Working data ::
= Beginning of Section =
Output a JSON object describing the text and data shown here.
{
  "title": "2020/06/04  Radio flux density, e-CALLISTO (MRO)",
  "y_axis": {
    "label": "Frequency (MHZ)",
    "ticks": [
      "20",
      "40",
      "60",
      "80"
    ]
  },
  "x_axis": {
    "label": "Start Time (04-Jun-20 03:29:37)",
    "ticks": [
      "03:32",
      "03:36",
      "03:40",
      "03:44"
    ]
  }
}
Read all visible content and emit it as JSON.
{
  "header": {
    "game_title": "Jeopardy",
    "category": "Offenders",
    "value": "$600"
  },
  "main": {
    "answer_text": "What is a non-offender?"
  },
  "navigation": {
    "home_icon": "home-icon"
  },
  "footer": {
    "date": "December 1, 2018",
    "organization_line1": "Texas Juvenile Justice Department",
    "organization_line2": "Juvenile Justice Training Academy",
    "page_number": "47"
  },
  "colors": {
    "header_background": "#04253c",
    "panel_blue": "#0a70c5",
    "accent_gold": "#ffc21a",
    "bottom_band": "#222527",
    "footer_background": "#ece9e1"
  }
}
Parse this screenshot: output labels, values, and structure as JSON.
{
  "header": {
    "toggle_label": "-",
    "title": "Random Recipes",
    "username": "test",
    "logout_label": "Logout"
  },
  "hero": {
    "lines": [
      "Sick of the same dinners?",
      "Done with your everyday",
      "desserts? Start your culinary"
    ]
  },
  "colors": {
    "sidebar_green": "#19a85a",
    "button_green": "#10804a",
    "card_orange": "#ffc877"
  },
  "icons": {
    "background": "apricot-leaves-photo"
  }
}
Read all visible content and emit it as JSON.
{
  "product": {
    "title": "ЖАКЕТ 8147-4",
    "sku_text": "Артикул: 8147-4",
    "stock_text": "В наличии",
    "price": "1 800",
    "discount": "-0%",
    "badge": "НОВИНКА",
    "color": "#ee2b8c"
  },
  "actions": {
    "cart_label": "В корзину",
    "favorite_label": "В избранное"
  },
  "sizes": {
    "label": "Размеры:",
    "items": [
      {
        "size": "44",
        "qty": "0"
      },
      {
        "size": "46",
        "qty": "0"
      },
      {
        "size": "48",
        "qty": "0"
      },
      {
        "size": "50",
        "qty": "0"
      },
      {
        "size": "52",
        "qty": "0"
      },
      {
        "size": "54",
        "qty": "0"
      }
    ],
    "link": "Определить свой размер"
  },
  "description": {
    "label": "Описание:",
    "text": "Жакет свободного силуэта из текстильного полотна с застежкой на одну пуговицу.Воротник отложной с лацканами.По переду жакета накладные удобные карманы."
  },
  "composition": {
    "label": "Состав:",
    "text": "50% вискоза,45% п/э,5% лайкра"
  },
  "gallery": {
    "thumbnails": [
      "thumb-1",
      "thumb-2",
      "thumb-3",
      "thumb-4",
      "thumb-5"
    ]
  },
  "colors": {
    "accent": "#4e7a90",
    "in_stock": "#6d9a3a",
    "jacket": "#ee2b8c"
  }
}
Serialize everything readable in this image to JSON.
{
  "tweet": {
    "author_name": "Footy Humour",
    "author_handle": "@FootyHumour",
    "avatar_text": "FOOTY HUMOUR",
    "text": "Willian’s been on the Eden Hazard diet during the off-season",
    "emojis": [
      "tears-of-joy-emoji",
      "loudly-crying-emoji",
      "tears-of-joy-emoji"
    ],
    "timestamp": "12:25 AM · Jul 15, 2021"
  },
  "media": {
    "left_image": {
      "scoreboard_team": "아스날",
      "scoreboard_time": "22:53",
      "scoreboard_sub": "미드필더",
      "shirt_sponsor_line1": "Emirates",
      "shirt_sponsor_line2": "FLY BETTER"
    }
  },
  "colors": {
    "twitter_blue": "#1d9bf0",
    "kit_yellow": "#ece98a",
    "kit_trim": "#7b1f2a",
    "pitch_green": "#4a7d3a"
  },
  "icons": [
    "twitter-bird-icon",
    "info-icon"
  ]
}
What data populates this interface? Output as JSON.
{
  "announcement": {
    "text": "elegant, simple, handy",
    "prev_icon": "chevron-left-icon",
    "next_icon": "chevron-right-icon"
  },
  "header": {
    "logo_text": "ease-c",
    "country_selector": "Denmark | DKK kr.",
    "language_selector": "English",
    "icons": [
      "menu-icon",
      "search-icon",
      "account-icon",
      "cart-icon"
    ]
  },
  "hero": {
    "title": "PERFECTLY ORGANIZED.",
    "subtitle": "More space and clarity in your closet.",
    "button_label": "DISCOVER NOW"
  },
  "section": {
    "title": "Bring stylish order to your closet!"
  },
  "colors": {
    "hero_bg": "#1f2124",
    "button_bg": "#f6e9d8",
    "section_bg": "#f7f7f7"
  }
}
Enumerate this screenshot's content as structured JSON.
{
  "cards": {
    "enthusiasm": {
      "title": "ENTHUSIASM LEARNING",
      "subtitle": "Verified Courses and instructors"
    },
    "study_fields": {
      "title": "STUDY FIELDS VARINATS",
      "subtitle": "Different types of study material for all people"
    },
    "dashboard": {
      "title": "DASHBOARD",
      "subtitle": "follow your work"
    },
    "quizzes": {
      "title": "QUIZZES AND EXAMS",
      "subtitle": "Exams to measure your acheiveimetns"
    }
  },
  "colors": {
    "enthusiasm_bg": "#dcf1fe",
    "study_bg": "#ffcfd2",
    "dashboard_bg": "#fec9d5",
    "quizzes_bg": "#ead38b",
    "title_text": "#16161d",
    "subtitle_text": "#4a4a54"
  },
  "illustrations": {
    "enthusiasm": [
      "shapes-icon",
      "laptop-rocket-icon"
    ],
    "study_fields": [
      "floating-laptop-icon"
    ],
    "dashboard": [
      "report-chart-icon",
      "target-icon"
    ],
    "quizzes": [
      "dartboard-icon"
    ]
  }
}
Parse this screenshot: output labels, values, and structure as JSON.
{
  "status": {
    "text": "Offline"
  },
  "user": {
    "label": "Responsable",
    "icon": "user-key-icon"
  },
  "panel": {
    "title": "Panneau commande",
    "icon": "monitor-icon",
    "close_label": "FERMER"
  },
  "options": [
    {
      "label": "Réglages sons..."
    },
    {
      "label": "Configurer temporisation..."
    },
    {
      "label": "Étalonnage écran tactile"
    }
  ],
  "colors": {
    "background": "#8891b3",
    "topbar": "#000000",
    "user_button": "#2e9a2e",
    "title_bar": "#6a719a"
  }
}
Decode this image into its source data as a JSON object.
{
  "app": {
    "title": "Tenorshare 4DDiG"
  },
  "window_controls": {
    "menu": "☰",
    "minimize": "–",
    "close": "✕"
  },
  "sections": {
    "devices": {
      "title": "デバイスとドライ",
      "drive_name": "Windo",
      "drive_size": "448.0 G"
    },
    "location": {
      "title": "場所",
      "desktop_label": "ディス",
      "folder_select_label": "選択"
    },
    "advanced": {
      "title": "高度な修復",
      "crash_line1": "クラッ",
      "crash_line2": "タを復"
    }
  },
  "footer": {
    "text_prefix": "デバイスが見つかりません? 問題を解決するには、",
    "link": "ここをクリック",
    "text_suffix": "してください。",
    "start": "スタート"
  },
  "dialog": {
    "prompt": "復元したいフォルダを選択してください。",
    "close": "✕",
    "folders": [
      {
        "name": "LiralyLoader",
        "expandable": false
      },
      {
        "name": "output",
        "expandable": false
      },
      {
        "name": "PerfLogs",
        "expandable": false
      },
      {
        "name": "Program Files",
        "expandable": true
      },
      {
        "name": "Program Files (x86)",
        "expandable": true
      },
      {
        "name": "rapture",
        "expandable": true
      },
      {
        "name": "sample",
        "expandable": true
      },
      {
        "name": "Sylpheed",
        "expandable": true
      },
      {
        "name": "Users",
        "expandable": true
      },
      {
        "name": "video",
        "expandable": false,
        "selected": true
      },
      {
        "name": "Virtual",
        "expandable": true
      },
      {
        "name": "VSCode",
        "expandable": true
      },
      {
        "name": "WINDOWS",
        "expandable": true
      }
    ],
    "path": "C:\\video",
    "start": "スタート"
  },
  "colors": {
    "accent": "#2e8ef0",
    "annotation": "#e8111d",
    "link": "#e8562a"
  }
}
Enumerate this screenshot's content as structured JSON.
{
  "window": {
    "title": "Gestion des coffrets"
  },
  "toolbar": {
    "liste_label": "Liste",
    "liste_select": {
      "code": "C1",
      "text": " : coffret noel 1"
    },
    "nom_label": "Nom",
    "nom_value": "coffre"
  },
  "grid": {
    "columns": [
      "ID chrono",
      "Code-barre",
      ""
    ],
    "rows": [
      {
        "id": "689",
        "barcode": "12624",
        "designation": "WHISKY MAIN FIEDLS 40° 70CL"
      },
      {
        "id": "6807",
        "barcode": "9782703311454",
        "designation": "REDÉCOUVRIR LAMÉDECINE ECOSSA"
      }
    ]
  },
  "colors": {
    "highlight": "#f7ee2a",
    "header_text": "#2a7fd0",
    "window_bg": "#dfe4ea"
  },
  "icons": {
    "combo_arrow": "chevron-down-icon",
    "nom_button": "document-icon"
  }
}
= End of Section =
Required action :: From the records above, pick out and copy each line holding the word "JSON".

The completed task ::
Output a JSON object describing the text and data shown here.
Read all visible content and emit it as JSON.
Parse this screenshot: output labels, values, and structure as JSON.
Read all visible content and emit it as JSON.
Serialize everything readable in this image to JSON.
What data populates this interface? Output as JSON.
Enumerate this screenshot's content as structured JSON.
Parse this screenshot: output labels, values, and structure as JSON.
Decode this image into its source data as a JSON object.
Enumerate this screenshot's content as structured JSON.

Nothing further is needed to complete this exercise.